- **Stored data entries**

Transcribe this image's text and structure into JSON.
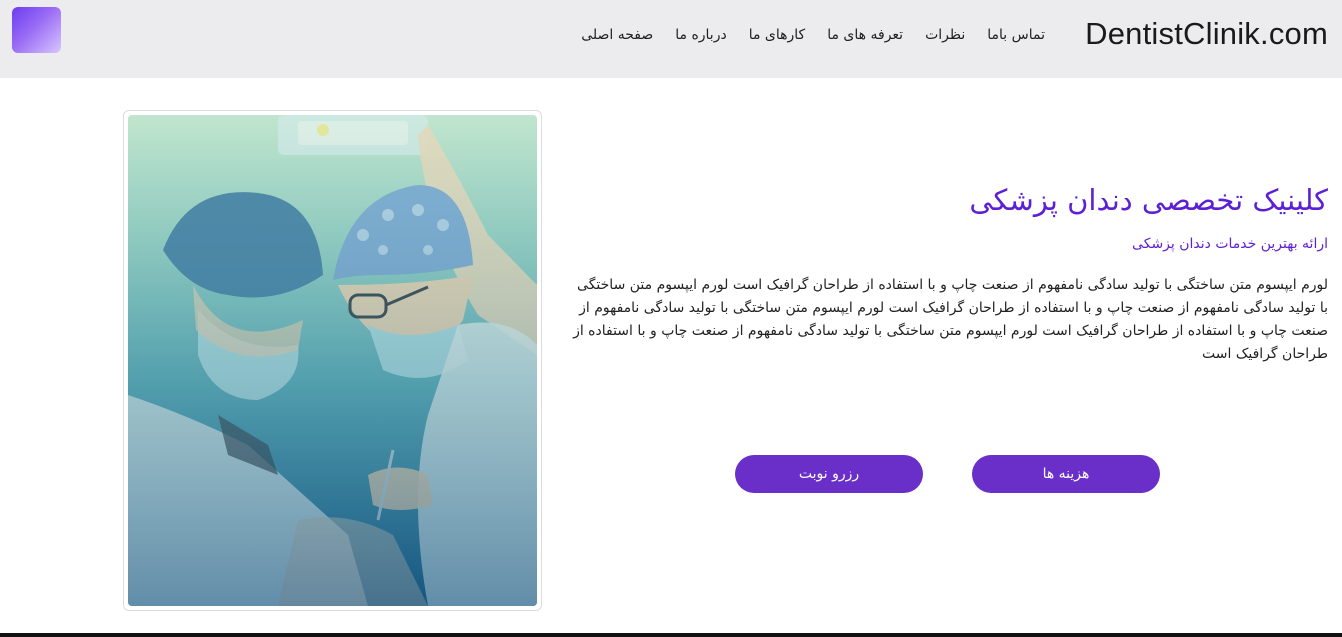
{
  "header": {
    "brand": "DentistClinik.com",
    "nav": [
      {
        "label": "صفحه اصلی"
      },
      {
        "label": "درباره ما"
      },
      {
        "label": "کارهای ما"
      },
      {
        "label": "تعرفه های ما"
      },
      {
        "label": "نظرات"
      },
      {
        "label": "تماس باما"
      }
    ],
    "logo_gradient": [
      "#6a3cf0",
      "#d8c6ff"
    ]
  },
  "hero": {
    "title": "کلینیک تخصصی دندان پزشکی",
    "subtitle": "ارائه بهترین خدمات دندان پزشکی",
    "body": "لورم ایپسوم متن ساختگی با تولید سادگی نامفهوم از صنعت چاپ و با استفاده از طراحان گرافیک است لورم ایپسوم متن ساختگی با تولید سادگی نامفهوم از صنعت چاپ و با استفاده از طراحان گرافیک است لورم ایپسوم متن ساختگی با تولید سادگی نامفهوم از صنعت چاپ و با استفاده از طراحان گرافیک است لورم ایپسوم متن ساختگی با تولید سادگی نامفهوم از صنعت چاپ و با استفاده از طراحان گرافیک است",
    "buttons": {
      "cost": "هزینه ها",
      "reserve": "رزرو نوبت"
    },
    "image_icon": "dentists-photo"
  },
  "colors": {
    "accent": "#5b1fd6",
    "button": "#6a2fc9",
    "header_bg": "#ececef"
  }
}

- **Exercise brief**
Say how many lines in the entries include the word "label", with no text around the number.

- **Written response**
6